The Federal Government has shifted the implementation of the 70 per cent tariff on imported used vehicles from 1st of January, 2015 to 30th April, 2015.
This is the third time the date for the enforcement has been shifted in the last six months.
A statement by the National Automotive Council on Wednesday confirmed the deferment of the implementation of the new tariff to April 30, 2015.
The Director-General, NAC, Mr. Aminu Jalal, said in the statement that the postponement was due to the delay in the establishment of a vehicle finance scheme.
“The arrangements for the establishment of the affordable vehicle finance scheme suffered a delay of about four months due to the Ebola Virus Disease.
“The staff of the collaborating bank, Wesbank of South Africa, delayed their planned trip to Nigeria to set up operations from September 2014 to January 2015. Hence, the new date for the start of operations of the financing scheme is April 2014. Accordingly, the Minister of Finance has been asked to extend the levy deferment on used cars to April 30, 2015,” the statement noted.
It also announced a zero per cent tariff on Completely Knocked Down units (vehicles) and five per cent to 10 per cent on Semi Knocked Down units to encourage the establishment of local vehicle assembly plants.
Jalal said, “The automotive policy has five elements, one of which is market development. Under market development, tariffs are increased on FBU vehicle imports. These tariffs are to be reduced gradually over the years, as the vehicle assembly and local content operations gain momentum.”
According to him, the nation’s vehicle market is about 400,000 units annually, with about 300,000 being imported as second-hand.
He explained that the government had introduced measures to balance the vehicle supply and make them affordable, with the production by the local assembly plants.
“The assembly plants will import two FBU at concessionary duty for every one CKD/SKD they assemble in 2014/15. It will be one to one in 2016/17,” Jalal said.
The NAC DG also said new investors would be able to import fully built vehicles at concessionary duty to fill the gap between the supply by the assembly plants and demand.
“As you know, Volkswagen of Nigeria is assembling Hyundai and Nissan cars; PAN is assembling Peugeot cars; IVM has started assembling cars and Dana Motors is assembling Kia cars.
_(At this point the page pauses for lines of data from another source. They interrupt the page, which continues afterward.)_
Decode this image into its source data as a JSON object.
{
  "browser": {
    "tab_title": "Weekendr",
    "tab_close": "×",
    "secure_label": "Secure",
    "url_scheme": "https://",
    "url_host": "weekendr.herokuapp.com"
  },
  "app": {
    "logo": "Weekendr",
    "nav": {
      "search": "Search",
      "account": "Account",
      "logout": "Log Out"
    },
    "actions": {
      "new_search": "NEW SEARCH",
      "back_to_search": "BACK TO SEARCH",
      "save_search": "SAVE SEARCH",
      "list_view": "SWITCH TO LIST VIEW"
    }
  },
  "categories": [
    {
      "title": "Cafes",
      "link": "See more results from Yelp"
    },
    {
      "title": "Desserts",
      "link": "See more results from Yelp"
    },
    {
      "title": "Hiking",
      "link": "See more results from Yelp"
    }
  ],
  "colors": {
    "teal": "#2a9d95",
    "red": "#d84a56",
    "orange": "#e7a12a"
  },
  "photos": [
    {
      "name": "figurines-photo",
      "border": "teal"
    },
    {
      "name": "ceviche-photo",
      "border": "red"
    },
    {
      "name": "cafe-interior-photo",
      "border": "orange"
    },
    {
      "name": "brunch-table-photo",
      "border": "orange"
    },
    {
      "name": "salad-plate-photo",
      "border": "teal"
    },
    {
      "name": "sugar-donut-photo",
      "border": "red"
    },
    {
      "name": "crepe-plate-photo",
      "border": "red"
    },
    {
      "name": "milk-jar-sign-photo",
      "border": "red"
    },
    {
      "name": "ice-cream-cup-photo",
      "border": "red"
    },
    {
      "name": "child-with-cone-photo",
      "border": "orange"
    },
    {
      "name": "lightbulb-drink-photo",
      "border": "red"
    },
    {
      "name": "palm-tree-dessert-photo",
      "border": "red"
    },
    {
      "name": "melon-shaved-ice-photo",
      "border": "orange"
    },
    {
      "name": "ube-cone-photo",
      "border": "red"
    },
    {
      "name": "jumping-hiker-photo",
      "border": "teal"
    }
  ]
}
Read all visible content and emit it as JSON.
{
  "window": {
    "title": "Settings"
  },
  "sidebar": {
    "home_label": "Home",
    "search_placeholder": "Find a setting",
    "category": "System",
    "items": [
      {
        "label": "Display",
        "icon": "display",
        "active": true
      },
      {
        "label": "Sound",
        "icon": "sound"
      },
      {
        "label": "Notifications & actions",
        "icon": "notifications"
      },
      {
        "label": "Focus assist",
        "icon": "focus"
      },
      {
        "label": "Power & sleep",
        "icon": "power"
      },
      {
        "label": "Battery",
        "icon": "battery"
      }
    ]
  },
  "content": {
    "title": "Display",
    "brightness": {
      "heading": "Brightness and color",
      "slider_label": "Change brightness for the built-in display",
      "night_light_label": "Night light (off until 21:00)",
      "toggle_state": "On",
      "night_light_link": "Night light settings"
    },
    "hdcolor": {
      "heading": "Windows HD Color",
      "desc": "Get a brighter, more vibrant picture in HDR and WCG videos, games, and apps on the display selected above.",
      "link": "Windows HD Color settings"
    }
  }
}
Volkswagen, Honda and Renault, among others, are expected to start assembly operations next year,” he added.